Anyone familiar with Rene Girard and mimetic theory will know that one of the signals you’re reading a persecution text–a text that seeks to obscure or distort communal violence against a sacrificial victim–is a breakdown in distinctions necessary to the social order. This leads to a crisis situation, because if such distinctions dissolve, the community is now vulnerable to the runaway violence the social order was designed to constrain.
The story of Oedipus is a perfect example. A plague has descended upon Thebes. In mythic texts, plagues, fires and floods are like a code indicating that society is about to be overwhelmed by runaway violence. In order to avert disaster, the cause of the breakdown must be found. More often than not, this leads to the second stereotype of persecution: accusations against a victim (or victims) who is found guilty of committing crimes that have lead to the societal breakdown. In the case of Oedipus, he is accused of both patricide and incest, clear violations of the social order.
Such accusations are often followed by the third stereotype of persecution: depictions of the culprit as something less than human or perhaps even as a parahuman–a combination of man and beast. Classic examples include the Minotaur, the werewolf and witches, who were purportedly able to transform themselves into various animal forms. According to Girard, this blurring of the lines between man and beast is another dead giveaway that the social structure is crumbling. Seeking to restore order, the community’s anxieties collect around the sacrifice of the victim or scapegoat, in the hope that his or her death or exile will end the crisis and restore order.
With this background in mind, I find it interesting to consider the upcoming home invasion horror film You’re Next, which comes out August 23rd. According to early press materials, it’s about a family reunion gone horribly wrong when a group of axe-wielding murderers dressed in animal masks crashes the party. Little do the murderers realize one of the family members–a young woman–is about to unleash her own lethal versions of the anti-theft devices McCaulay Culkin mastered in the Home Alone movies.
While home invasion movies and masked mass murderers are nothing new, the animal masks struck me as something distinctive, especially in light of Girard’s persecution stereotypes. Clearly, the filmmakers mean to portray the murderers as sub-human or even parahuman. Consider the tagline “This August, the animals will hunt… you.”
Having spotted one stereotype of persecution, it’s only natural to look for others. I haven’t seen the film, but I’m guessing the family is probably undergoing some kind of crisis, which this reunion brings to a head. The social order is breaking down, and I’m willing to bet the female antagonist is being blamed for the discord.

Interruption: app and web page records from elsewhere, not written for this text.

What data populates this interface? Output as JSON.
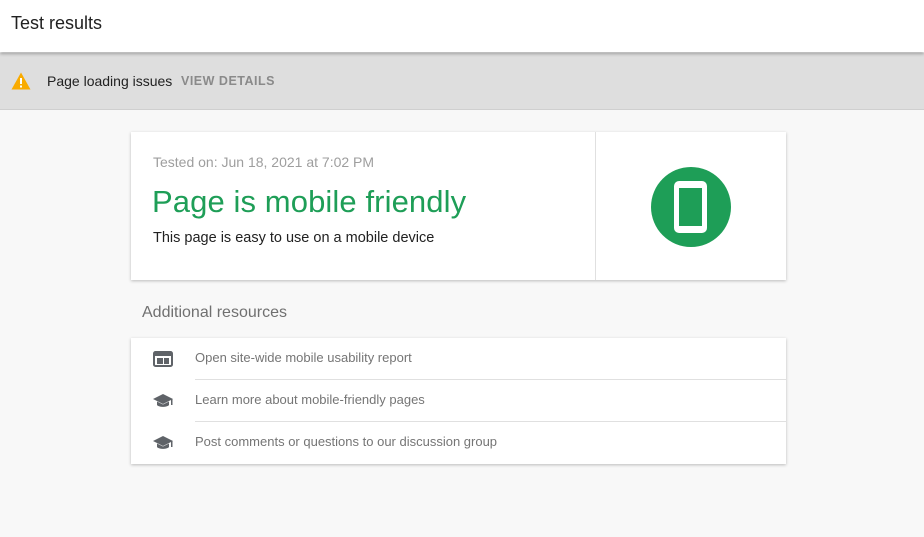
{
  "header": {
    "title": "Test results"
  },
  "issue_bar": {
    "icon": "warning-icon",
    "text": "Page loading issues",
    "action_label": "VIEW DETAILS",
    "warning_color": "#f9ab00"
  },
  "result": {
    "tested_on": "Tested on: Jun 18, 2021 at 7:02 PM",
    "verdict": "Page is mobile friendly",
    "description": "This page is easy to use on a mobile device",
    "badge_icon": "smartphone-icon",
    "success_color": "#1e9e57"
  },
  "resources": {
    "heading": "Additional resources",
    "items": [
      {
        "icon": "web-report-icon",
        "label": "Open site-wide mobile usability report"
      },
      {
        "icon": "school-cap-icon",
        "label": "Learn more about mobile-friendly pages"
      },
      {
        "icon": "school-cap-icon",
        "label": "Post comments or questions to our discussion group"
      }
    ]
  }
}
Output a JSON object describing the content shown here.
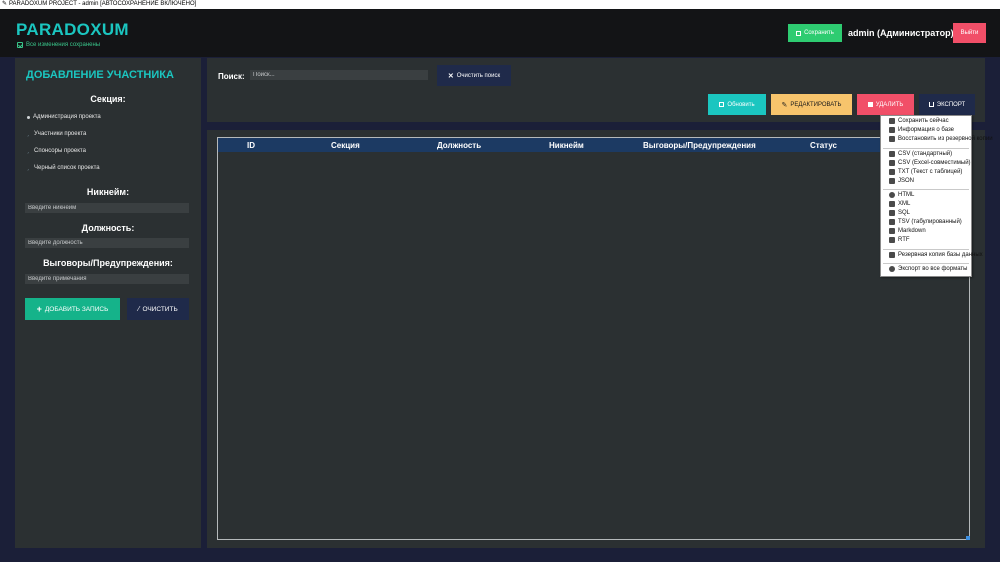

However, the murderous attack unites the family against the killers, thus enabling them to overcome their internal conflicts and restore order. So while the killers start out victimizing the family, eventually they become sacrificial victims themselves. (Note that one of the killers wears a lamb mask. A sacrificial lamb, perhaps?) And the family can feel good about killing the murderers, because their deaths are completely justified in light of the killers’ horrific acts against the family. A classic persecution narrative.Seeing as I have no idea what motivated the killers to act out in the first place (Were they victimized by the family or one of the family members in the past?), there really is no way to referee such claims and counter-claims of innocence and victimization. But it does make me think of the connection John Pahl draws between dominance and innocence in his book Empire of Sacrifice, where he notes that “Those who dominate and win try to find ways to prove their innocence,” hence the need for persecution texts, which seek to obscure or distort the community’s violence against the scapegoat by blaming the victim. Like most violent conflicts, I suspect what we’ll find here are competing victim narratives with both sides depicting the conflict in a way that justifies their violence.
Pulling back from the literal home invasion scenario, I wonder what this story represents on a metaphorical level. Seeing as works of art often manifest collective hopes and fears of which even the artists themselves may not be aware, what’s actually lurking behind the horrific events depicted in this film? Could the idyllic family retreat represent America and the home invaders some kind of foreign threat? I find it telling that one of the terrified family members says, “Why would anybody do this?” That sounds eerily similar to post-9/11 questions of “Why do they hate us?” This is the perfect family enjoying the perfect weekend together. For them to enjoy such idyllic comfort, who is paying the price? Have they finally come to collect? Is this a film that subconsciously seeks to justify violence against anyone who would dare to puncture America’s idyllic self-image or, worse, use the very tools that assure or represent America’s dominance against them?
Or, to take things in another direction, does this film speak to our fear that the veneer of civilization masks an animalistic propensity for violence that the slightest provocation will unleash? (The screenshot to the left seems to suggest such a connection.) Until I see the film, I can only speculate. But viewed through this lens, even the title seems to portend an end to American hegemony.
At any rate, I find it increasingly instructive to apply mimetic theory to literature, film and actual world events, which is why I’m planning to make it the focus of my next film project, a four-part documentary mini-series tentatively called “Violence & the Sacred.” If this post whets your appetite, I strongly encourage you to investigate mimetic theory for yourself. This radio series is a great place to start.